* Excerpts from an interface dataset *
════

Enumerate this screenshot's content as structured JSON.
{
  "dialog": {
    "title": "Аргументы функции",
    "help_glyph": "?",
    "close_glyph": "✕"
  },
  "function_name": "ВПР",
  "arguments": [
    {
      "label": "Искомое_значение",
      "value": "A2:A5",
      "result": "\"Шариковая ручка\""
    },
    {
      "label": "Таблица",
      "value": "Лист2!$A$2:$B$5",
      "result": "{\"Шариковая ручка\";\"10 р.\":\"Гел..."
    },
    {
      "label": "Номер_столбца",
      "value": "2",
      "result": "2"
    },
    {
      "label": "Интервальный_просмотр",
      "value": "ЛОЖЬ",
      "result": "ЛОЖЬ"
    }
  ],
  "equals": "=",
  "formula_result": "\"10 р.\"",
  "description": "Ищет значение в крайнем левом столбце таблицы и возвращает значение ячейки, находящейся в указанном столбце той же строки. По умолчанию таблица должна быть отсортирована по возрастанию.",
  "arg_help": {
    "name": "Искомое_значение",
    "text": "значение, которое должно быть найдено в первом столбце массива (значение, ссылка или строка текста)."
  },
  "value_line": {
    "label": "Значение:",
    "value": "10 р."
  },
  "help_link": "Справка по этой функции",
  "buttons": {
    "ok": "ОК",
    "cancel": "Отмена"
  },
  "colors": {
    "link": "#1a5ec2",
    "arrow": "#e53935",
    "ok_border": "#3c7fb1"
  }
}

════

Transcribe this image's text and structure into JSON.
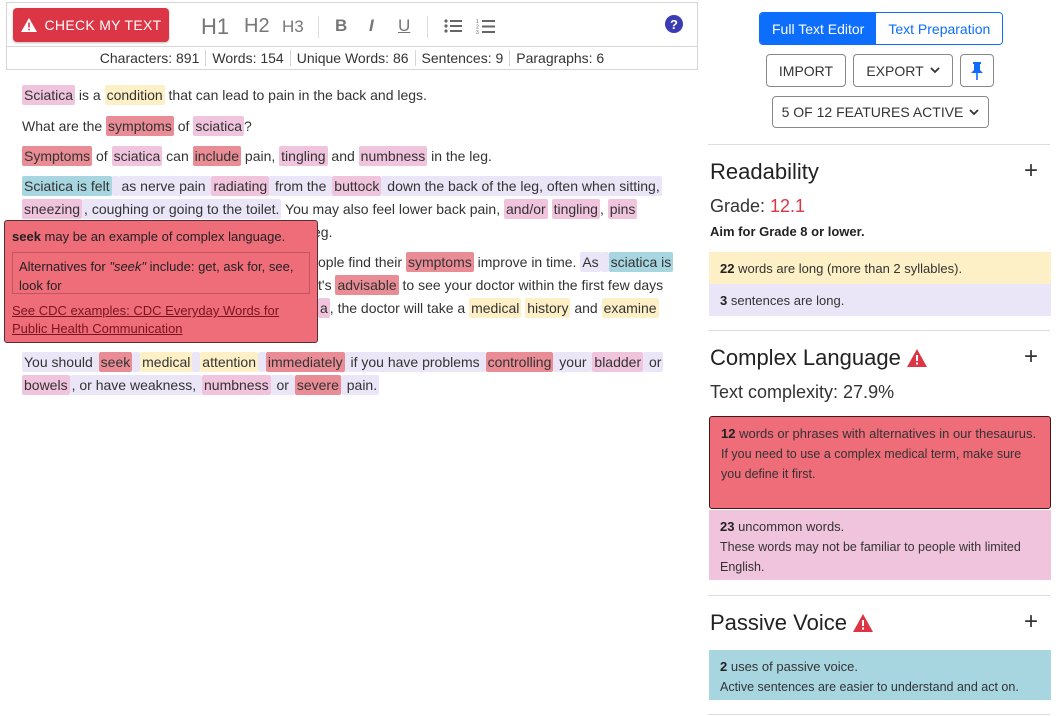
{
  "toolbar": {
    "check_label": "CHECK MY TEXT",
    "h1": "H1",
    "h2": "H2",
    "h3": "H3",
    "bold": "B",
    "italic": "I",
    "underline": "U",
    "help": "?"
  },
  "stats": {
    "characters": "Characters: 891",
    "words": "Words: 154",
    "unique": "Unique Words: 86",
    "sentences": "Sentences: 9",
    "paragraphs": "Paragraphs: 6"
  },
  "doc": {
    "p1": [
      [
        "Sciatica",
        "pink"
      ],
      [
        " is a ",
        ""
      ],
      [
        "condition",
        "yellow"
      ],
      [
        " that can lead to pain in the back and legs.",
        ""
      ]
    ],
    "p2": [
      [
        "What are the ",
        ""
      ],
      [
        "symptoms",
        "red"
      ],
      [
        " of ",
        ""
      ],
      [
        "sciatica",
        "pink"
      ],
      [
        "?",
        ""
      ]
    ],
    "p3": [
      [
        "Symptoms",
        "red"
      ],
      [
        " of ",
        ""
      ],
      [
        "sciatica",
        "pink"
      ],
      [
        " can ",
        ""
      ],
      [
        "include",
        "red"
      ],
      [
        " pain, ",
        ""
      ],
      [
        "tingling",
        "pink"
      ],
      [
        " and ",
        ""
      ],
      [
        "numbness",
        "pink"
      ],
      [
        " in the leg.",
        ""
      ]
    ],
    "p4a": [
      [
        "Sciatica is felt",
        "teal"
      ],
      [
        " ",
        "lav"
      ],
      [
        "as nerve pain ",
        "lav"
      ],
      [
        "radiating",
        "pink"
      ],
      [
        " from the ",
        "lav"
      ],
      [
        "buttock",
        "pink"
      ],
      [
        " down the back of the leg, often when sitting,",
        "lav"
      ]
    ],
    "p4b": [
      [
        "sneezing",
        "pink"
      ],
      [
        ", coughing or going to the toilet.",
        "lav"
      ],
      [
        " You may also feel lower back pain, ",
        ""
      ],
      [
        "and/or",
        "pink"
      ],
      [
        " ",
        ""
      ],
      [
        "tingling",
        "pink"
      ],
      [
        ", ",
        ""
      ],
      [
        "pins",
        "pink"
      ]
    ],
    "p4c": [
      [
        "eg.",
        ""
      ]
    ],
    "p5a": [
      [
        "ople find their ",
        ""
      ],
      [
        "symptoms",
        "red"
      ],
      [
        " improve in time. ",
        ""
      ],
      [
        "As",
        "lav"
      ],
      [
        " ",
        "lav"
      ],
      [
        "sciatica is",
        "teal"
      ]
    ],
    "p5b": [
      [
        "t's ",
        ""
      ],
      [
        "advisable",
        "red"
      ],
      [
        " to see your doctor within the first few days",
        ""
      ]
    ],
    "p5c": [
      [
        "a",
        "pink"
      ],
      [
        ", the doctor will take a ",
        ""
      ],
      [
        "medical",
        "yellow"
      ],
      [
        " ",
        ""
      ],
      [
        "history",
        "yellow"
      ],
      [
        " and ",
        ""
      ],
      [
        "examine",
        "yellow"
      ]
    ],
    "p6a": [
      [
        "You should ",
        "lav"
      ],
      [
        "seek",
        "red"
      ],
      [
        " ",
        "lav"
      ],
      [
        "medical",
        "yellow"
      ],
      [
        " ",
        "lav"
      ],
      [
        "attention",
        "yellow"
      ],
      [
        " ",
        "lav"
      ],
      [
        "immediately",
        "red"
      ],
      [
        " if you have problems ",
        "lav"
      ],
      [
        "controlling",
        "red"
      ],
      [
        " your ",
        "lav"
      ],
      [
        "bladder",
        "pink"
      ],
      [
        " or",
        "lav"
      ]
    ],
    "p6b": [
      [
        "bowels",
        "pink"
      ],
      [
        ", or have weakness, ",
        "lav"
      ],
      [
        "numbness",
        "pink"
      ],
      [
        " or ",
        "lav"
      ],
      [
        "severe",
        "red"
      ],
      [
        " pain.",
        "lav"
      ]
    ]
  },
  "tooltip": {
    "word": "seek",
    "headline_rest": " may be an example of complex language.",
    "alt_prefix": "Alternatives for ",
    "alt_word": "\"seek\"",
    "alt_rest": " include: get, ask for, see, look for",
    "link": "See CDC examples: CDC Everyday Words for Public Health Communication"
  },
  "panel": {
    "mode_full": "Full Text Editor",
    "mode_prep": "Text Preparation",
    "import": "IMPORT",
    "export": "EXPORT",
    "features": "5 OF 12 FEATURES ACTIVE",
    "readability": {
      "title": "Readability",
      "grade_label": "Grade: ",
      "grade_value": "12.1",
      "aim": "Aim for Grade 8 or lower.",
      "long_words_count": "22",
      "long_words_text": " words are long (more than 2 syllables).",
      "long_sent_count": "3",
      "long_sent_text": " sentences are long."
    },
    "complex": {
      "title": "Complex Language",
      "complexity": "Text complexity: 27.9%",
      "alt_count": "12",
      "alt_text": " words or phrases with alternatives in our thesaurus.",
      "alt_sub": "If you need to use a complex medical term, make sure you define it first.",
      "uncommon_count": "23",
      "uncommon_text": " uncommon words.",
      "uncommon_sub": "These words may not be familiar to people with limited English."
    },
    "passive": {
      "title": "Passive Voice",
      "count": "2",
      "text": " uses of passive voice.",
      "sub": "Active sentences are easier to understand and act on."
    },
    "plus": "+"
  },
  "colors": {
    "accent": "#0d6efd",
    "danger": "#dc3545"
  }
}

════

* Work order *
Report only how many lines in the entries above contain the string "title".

* Exercise response *
4